IDF soldiers near border with Lebanon. (photo credit: REUTERS)
IDF soldiers near border with Lebanon.
(photo credit: REUTERS)
At the heart of the increasingly deadly escalation on the northern border is an attempt by Hezbollah and Iran to set up a dangerous terrorist base in southern Syria. The base is meant to target the North with rockets, bombs and death squads.
The air strike last week targeting key Hezbollah and Iranian figures, attributed by international media to Israel, was a defensive step, designed to eliminate a developing threat to Israeli security that was engineered by Iran and built by its Lebanese servant, Hezbollah.
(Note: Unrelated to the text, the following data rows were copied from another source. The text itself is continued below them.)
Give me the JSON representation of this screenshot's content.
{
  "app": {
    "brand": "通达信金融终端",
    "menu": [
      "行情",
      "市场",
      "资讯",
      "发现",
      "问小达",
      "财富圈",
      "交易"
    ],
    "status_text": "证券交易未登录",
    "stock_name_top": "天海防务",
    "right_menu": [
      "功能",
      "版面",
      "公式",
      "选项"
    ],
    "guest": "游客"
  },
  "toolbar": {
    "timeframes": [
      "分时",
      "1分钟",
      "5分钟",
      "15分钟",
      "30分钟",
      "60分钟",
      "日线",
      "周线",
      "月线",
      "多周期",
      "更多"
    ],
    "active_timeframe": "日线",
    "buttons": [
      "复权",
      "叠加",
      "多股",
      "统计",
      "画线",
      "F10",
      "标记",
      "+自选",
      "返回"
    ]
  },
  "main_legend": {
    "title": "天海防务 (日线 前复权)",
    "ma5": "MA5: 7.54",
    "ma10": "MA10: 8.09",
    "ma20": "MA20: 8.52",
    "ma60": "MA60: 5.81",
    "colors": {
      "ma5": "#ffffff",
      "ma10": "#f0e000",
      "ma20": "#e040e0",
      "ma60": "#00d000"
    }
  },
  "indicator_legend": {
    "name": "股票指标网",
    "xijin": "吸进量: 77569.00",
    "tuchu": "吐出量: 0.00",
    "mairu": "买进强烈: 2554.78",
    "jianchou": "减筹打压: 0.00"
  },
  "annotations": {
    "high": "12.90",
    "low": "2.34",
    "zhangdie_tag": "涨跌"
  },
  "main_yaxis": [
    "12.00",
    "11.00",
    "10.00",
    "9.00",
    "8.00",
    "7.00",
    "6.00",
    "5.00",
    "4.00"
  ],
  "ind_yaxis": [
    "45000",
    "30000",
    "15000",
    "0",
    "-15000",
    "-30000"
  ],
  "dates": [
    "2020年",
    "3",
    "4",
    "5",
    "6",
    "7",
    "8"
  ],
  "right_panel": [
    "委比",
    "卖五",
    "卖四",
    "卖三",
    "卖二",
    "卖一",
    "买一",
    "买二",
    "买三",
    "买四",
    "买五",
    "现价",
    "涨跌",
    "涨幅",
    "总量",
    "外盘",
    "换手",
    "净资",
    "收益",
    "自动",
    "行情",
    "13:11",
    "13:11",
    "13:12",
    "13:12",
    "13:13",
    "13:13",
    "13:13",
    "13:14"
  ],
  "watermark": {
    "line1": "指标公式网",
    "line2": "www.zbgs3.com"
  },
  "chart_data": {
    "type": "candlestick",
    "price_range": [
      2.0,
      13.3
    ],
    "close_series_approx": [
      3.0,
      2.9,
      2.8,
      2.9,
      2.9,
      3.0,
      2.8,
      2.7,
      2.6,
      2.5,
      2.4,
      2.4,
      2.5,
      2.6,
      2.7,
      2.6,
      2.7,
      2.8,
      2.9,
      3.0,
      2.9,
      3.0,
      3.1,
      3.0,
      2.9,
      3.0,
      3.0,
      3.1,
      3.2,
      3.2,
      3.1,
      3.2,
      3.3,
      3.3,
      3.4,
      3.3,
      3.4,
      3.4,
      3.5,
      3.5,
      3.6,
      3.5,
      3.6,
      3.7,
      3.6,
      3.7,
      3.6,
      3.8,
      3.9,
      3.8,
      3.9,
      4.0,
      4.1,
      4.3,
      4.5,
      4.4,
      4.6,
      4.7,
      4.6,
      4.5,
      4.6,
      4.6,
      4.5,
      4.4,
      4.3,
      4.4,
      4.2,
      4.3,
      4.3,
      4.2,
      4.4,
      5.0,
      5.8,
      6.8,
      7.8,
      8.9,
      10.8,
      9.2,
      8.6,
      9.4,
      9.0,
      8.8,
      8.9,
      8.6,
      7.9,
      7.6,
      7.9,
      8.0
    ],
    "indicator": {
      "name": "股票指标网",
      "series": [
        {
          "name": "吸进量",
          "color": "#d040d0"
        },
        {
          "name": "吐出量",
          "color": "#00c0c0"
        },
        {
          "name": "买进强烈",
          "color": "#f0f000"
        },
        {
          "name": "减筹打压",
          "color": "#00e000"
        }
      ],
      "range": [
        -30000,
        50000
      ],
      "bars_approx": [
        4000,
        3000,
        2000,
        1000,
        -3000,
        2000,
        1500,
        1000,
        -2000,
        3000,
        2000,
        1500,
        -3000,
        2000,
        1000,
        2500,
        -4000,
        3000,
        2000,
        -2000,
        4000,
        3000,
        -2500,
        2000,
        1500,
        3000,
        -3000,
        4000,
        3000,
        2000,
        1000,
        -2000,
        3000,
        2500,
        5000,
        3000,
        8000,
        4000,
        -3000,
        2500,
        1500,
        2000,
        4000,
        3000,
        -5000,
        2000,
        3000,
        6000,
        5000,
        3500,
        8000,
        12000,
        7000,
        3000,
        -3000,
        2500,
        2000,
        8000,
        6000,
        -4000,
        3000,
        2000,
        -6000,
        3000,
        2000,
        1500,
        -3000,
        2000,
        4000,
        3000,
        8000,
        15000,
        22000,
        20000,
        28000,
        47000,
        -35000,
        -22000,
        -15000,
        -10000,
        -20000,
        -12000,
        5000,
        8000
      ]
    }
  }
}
Both of these belligerent Shi’ite actors have spread deep into Syria since coming to the aid of their embattled and shrinking ally, the Assad regime, in recent years. They have begun to exploit their increased presence in Syria to expand their front of anti-Israel jihad, broadening it from southern Lebanon – Hezbollah’s home base – to southern Syria.
Wednesday’s attack consisted of mortar fire from Syria and missile fire from Lebanon, showing how the Lebanese- Syria border has become irrelevant, and how the two arenas have merged into one front. Israel will not sit by contently and watch the formation of a new Iranian base on the Syrian Golan, right on its doorstep.
Now, Hezbollah and Israel are trading blows in the north in an increasingly deadly exchange that has already claimed the lives of two IDF soldiers protecting their country, as well as that of a UN peacekeeper from Spain.
Wednesday’s events do not mean a full-scale war is inevitable, but it is now a few steps closer.
Neither side has an interest in all-out war. Iran may wish to reserve Hezbollah’s massive firepower capability – made up of more than 100,000 rockets and missiles – for a future battle over its nuclear program.
And Hezbollah is keen on avoiding Israel’s devastating firepower. A clash with Israel would leave Hezbollah exposed to its numerous Sunni enemies in next-door Syria, as well as to an angry Lebanese public, which is very keen on avoiding a conflict with Israel.
Israel, too, has no desire to see its home front exposed to heavy Hezbollah rocket assaults that could leave daily life here paralyzed for a lengthy period.
Still, the Middle East of 2015 is a chaotic, heavily armed and unpredictable region, where events increasingly stray from the original goals and intentions of states and semi-states.
For Israel, this confrontation is purely defensive. Hezbollah, on the other hand, is fighting because it wishes to protect its demand to be able to attack Israel from Syria.
Neither side wants to lose control of events, but that is no guarantee that a wider conflict will not follow.